According to a 2008 study by Globe, Et. Al. on low back pain disorders reported "Most acute pain, typically the result of injury (micro- or macrotrauma), responds to a short course of conservative treatment (chiropractic care.) If effectively treated at this stage, patients often recover with full resolution of pain...Delayed or inadequate early clinical management may result in increased risk of chronicity and disability."

A 2005 study by DeVocht, Pickar, & Wilder concluded through objective electrodiagnostic studies (neurological testing) that 87% of chiropractic patients exhibited decreased muscle spasms.

The 2005 study validates the reasoning behind the later study that people with severe muscle spasms in the low back respond well to chiropractic care and prevent future problems and disabilities. It also dictates that care should not be delayed or ignored without risk of complications.

Chiropractic doctors are trained to determine the cause of the injury and have the experience to formulate an accurate and effective diagnosis, prognosis and treatment plan. The cornerstone of that plan is the Chiropractic Adjustment.
Chiropractic and lower back pain has been one of the most commonly researched topics to date. There is a large volume of research showing that the Chiropractic Adjustment is effective for treating lower back pain.
These studies along with many others conclude that a drug-free approach of chiropractic care is one of the best solutions for patients with low back pain.

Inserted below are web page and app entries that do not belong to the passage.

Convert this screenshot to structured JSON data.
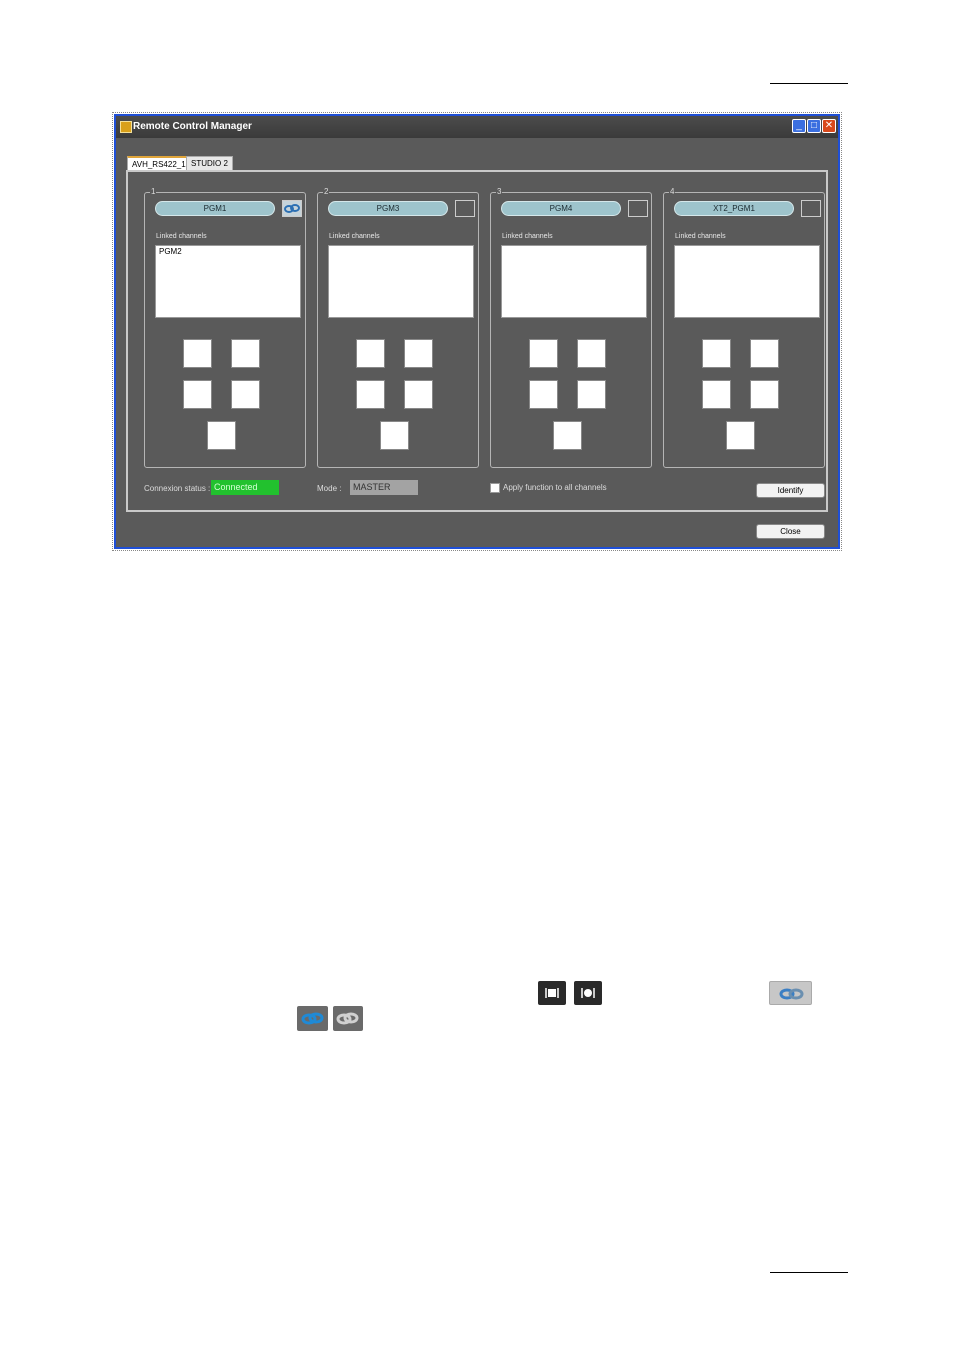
{
  "window": {
    "title": "Remote Control Manager",
    "minimize_glyph": "_",
    "maximize_glyph": "□",
    "close_glyph": "✕"
  },
  "tabs": [
    {
      "label": "AVH_RS422_1",
      "active": true
    },
    {
      "label": "STUDIO 2",
      "active": false
    }
  ],
  "groups": [
    {
      "number": "1",
      "channel": "PGM1",
      "link_icon": "link-icon",
      "linked_label": "Linked channels",
      "linked": [
        "PGM2"
      ]
    },
    {
      "number": "2",
      "channel": "PGM3",
      "linked_label": "Linked channels",
      "linked": []
    },
    {
      "number": "3",
      "channel": "PGM4",
      "linked_label": "Linked channels",
      "linked": []
    },
    {
      "number": "4",
      "channel": "XT2_PGM1",
      "linked_label": "Linked channels",
      "linked": []
    }
  ],
  "footer": {
    "connexion_label": "Connexion status :",
    "connexion_value": "Connected",
    "mode_label": "Mode :",
    "mode_value": "MASTER",
    "apply_label": "Apply function to all channels",
    "identify_label": "Identify",
    "close_label": "Close"
  },
  "colors": {
    "status_connected": "#22c12e",
    "pill": "#9ec4cc",
    "panel": "#5a5a5a",
    "title_accent": "#1f4fd6"
  },
  "inline_icons": [
    "player-icon",
    "record-icon",
    "link-icon-gray",
    "link-icon-blue",
    "link-icon-dark"
  ]
}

References
1. American Chiropractic Association. (2010). Back Pain Facts & Statistics. Retrieved from https://www.acatoday.org/level2_css.cfm?T1ID=13&T2ID=68
2. Grobe G A, Morris C. E., Whalen W. M., Farabaugh R. J., & Hawk C. (2008) Chiropractic Management of Low Back Disorders: Report From a Consensus Process, Journal of Manipulative and Physiologic Therapeutics, 31(9), 651-658
3. DeVocht, J. W., Pickar, J. G., & Wilder, D. G. (2005). Spinal manipulation alters electromyographic activity of paraspinal muscles: A descriptive study. Journal of Manipulative and Physiologic Therapeutics, 28(7), 465-471. Read Less
  • Medtronic Twin Cities Marathon Sponsor
  • Active Release Technologies
  • Rock Tape - Minnesota Chiropractor
  • Better Business Bureau - Minneapolis
  • Yelp - Minneapolis Chiropractor
  • Bizvotes - Minneapolis Chiropractor